INFORMATION SHOWN →
────────────────────────────────────────

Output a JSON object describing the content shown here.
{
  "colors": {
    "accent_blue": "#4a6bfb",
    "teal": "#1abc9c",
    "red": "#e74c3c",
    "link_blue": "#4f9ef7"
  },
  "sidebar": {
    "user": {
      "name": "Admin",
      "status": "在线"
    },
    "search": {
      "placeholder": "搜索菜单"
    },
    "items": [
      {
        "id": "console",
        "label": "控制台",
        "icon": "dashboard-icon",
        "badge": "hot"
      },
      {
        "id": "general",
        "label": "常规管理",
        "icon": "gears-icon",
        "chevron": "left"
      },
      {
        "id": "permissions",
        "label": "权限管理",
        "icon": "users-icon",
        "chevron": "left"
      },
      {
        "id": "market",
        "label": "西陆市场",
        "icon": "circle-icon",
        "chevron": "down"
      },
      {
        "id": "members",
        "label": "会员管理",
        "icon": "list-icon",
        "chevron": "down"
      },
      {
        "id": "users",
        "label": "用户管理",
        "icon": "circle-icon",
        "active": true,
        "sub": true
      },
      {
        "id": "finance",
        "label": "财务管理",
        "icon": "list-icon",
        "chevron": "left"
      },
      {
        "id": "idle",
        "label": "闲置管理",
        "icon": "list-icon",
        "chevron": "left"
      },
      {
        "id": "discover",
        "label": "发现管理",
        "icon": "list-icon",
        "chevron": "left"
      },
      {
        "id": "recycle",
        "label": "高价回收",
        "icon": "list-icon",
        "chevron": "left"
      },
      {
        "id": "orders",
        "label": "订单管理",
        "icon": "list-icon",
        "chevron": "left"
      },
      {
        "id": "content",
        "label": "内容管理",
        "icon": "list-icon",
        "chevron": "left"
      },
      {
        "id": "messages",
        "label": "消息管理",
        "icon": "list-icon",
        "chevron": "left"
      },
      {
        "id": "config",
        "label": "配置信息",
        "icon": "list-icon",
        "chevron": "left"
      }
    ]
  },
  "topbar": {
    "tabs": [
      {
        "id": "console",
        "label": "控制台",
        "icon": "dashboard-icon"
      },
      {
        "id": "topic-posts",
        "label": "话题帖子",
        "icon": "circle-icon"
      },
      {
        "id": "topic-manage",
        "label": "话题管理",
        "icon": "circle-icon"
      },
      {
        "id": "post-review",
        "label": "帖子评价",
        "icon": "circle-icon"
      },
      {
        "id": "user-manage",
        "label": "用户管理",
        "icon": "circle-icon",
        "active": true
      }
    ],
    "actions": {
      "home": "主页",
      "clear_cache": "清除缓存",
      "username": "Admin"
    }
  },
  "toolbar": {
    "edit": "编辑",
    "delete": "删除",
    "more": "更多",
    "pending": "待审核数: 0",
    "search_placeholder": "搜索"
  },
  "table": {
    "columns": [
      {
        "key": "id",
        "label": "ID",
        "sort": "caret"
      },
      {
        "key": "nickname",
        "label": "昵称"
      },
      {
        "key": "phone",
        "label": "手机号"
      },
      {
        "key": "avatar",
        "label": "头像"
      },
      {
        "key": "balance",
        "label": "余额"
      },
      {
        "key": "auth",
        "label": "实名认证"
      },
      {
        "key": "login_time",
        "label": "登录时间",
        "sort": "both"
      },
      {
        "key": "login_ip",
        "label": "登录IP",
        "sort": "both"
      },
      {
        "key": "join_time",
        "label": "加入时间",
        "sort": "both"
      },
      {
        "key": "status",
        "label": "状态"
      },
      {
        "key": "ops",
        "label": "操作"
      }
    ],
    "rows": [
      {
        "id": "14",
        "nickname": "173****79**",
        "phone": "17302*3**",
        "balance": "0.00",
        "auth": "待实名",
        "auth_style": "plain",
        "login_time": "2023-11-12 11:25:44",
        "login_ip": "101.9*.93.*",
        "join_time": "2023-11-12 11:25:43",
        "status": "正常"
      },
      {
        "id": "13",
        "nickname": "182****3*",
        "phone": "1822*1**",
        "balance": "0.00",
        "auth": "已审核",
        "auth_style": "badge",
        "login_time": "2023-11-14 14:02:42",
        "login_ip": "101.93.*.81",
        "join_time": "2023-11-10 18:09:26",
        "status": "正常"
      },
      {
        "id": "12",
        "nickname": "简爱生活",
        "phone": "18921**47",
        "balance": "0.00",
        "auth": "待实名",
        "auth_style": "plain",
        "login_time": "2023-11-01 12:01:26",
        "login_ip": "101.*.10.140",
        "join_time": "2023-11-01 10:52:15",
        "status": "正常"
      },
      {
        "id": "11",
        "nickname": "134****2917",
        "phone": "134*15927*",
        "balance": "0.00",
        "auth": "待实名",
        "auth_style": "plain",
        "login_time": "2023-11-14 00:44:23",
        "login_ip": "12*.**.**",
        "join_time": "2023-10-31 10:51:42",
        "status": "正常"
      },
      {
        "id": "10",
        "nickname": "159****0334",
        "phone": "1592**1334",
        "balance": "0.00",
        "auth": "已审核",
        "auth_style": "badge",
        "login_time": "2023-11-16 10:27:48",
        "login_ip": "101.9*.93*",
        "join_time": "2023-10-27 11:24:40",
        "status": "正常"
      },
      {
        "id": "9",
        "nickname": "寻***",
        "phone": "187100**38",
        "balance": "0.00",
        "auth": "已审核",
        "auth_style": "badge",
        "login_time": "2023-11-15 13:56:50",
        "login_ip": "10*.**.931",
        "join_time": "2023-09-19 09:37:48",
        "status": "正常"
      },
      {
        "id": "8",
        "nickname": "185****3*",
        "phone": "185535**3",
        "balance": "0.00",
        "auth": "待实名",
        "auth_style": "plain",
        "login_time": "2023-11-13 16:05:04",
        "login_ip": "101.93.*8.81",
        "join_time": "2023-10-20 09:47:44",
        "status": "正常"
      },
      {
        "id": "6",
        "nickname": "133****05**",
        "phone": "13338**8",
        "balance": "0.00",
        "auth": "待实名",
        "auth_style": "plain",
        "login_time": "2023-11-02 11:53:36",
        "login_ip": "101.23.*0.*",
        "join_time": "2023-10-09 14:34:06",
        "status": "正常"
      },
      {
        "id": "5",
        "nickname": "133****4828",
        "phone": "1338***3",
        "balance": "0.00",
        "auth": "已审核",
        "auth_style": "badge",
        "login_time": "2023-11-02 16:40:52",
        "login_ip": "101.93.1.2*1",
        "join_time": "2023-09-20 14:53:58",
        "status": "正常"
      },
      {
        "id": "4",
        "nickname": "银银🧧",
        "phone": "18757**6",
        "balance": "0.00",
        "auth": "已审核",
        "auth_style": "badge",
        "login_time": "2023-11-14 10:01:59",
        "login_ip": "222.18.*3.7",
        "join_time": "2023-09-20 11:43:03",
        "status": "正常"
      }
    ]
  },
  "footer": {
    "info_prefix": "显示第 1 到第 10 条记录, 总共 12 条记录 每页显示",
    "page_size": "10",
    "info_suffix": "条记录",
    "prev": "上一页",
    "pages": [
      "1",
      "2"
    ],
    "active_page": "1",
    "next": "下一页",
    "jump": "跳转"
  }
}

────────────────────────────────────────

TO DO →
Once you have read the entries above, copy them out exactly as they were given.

YOUR RESPONSE →
Output a JSON object describing the content shown here.
{
  "colors": {
    "accent_blue": "#4a6bfb",
    "teal": "#1abc9c",
    "red": "#e74c3c",
    "link_blue": "#4f9ef7"
  },
  "sidebar": {
    "user": {
      "name": "Admin",
      "status": "在线"
    },
    "search": {
      "placeholder": "搜索菜单"
    },
    "items": [
      {
        "id": "console",
        "label": "控制台",
        "icon": "dashboard-icon",
        "badge": "hot"
      },
      {
        "id": "general",
        "label": "常规管理",
        "icon": "gears-icon",
        "chevron": "left"
      },
      {
        "id": "permissions",
        "label": "权限管理",
        "icon": "users-icon",
        "chevron": "left"
      },
      {
        "id": "market",
        "label": "西陆市场",
        "icon": "circle-icon",
        "chevron": "down"
      },
      {
        "id": "members",
        "label": "会员管理",
        "icon": "list-icon",
        "chevron": "down"
      },
      {
        "id": "users",
        "label": "用户管理",
        "icon": "circle-icon",
        "active": true,
        "sub": true
      },
      {
        "id": "finance",
        "label": "财务管理",
        "icon": "list-icon",
        "chevron": "left"
      },
      {
        "id": "idle",
        "label": "闲置管理",
        "icon": "list-icon",
        "chevron": "left"
      },
      {
        "id": "discover",
        "label": "发现管理",
        "icon": "list-icon",
        "chevron": "left"
      },
      {
        "id": "recycle",
        "label": "高价回收",
        "icon": "list-icon",
        "chevron": "left"
      },
      {
        "id": "orders",
        "label": "订单管理",
        "icon": "list-icon",
        "chevron": "left"
      },
      {
        "id": "content",
        "label": "内容管理",
        "icon": "list-icon",
        "chevron": "left"
      },
      {
        "id": "messages",
        "label": "消息管理",
        "icon": "list-icon",
        "chevron": "left"
      },
      {
        "id": "config",
        "label": "配置信息",
        "icon": "list-icon",
        "chevron": "left"
      }
    ]
  },
  "topbar": {
    "tabs": [
      {
        "id": "console",
        "label": "控制台",
        "icon": "dashboard-icon"
      },
      {
        "id": "topic-posts",
        "label": "话题帖子",
        "icon": "circle-icon"
      },
      {
        "id": "topic-manage",
        "label": "话题管理",
        "icon": "circle-icon"
      },
      {
        "id": "post-review",
        "label": "帖子评价",
        "icon": "circle-icon"
      },
      {
        "id": "user-manage",
        "label": "用户管理",
        "icon": "circle-icon",
        "active": true
      }
    ],
    "actions": {
      "home": "主页",
      "clear_cache": "清除缓存",
      "username": "Admin"
    }
  },
  "toolbar": {
    "edit": "编辑",
    "delete": "删除",
    "more": "更多",
    "pending": "待审核数: 0",
    "search_placeholder": "搜索"
  },
  "table": {
    "columns": [
      {
        "key": "id",
        "label": "ID",
        "sort": "caret"
      },
      {
        "key": "nickname",
        "label": "昵称"
      },
      {
        "key": "phone",
        "label": "手机号"
      },
      {
        "key": "avatar",
        "label": "头像"
      },
      {
        "key": "balance",
        "label": "余额"
      },
      {
        "key": "auth",
        "label": "实名认证"
      },
      {
        "key": "login_time",
        "label": "登录时间",
        "sort": "both"
      },
      {
        "key": "login_ip",
        "label": "登录IP",
        "sort": "both"
      },
      {
        "key": "join_time",
        "label": "加入时间",
        "sort": "both"
      },
      {
        "key": "status",
        "label": "状态"
      },
      {
        "key": "ops",
        "label": "操作"
      }
    ],
    "rows": [
      {
        "id": "14",
        "nickname": "173****79**",
        "phone": "17302*3**",
        "balance": "0.00",
        "auth": "待实名",
        "auth_style": "plain",
        "login_time": "2023-11-12 11:25:44",
        "login_ip": "101.9*.93.*",
        "join_time": "2023-11-12 11:25:43",
        "status": "正常"
      },
      {
        "id": "13",
        "nickname": "182****3*",
        "phone": "1822*1**",
        "balance": "0.00",
        "auth": "已审核",
        "auth_style": "badge",
        "login_time": "2023-11-14 14:02:42",
        "login_ip": "101.93.*.81",
        "join_time": "2023-11-10 18:09:26",
        "status": "正常"
      },
      {
        "id": "12",
        "nickname": "简爱生活",
        "phone": "18921**47",
        "balance": "0.00",
        "auth": "待实名",
        "auth_style": "plain",
        "login_time": "2023-11-01 12:01:26",
        "login_ip": "101.*.10.140",
        "join_time": "2023-11-01 10:52:15",
        "status": "正常"
      },
      {
        "id": "11",
        "nickname": "134****2917",
        "phone": "134*15927*",
        "balance": "0.00",
        "auth": "待实名",
        "auth_style": "plain",
        "login_time": "2023-11-14 00:44:23",
        "login_ip": "12*.**.**",
        "join_time": "2023-10-31 10:51:42",
        "status": "正常"
      },
      {
        "id": "10",
        "nickname": "159****0334",
        "phone": "1592**1334",
        "balance": "0.00",
        "auth": "已审核",
        "auth_style": "badge",
        "login_time": "2023-11-16 10:27:48",
        "login_ip": "101.9*.93*",
        "join_time": "2023-10-27 11:24:40",
        "status": "正常"
      },
      {
        "id": "9",
        "nickname": "寻***",
        "phone": "187100**38",
        "balance": "0.00",
        "auth": "已审核",
        "auth_style": "badge",
        "login_time": "2023-11-15 13:56:50",
        "login_ip": "10*.**.931",
        "join_time": "2023-09-19 09:37:48",
        "status": "正常"
      },
      {
        "id": "8",
        "nickname": "185****3*",
        "phone": "185535**3",
        "balance": "0.00",
        "auth": "待实名",
        "auth_style": "plain",
        "login_time": "2023-11-13 16:05:04",
        "login_ip": "101.93.*8.81",
        "join_time": "2023-10-20 09:47:44",
        "status": "正常"
      },
      {
        "id": "6",
        "nickname": "133****05**",
        "phone": "13338**8",
        "balance": "0.00",
        "auth": "待实名",
        "auth_style": "plain",
        "login_time": "2023-11-02 11:53:36",
        "login_ip": "101.23.*0.*",
        "join_time": "2023-10-09 14:34:06",
        "status": "正常"
      },
      {
        "id": "5",
        "nickname": "133****4828",
        "phone": "1338***3",
        "balance": "0.00",
        "auth": "已审核",
        "auth_style": "badge",
        "login_time": "2023-11-02 16:40:52",
        "login_ip": "101.93.1.2*1",
        "join_time": "2023-09-20 14:53:58",
        "status": "正常"
      },
      {
        "id": "4",
        "nickname": "银银🧧",
        "phone": "18757**6",
        "balance": "0.00",
        "auth": "已审核",
        "auth_style": "badge",
        "login_time": "2023-11-14 10:01:59",
        "login_ip": "222.18.*3.7",
        "join_time": "2023-09-20 11:43:03",
        "status": "正常"
      }
    ]
  },
  "footer": {
    "info_prefix": "显示第 1 到第 10 条记录, 总共 12 条记录 每页显示",
    "page_size": "10",
    "info_suffix": "条记录",
    "prev": "上一页",
    "pages": [
      "1",
      "2"
    ],
    "active_page": "1",
    "next": "下一页",
    "jump": "跳转"
  }
}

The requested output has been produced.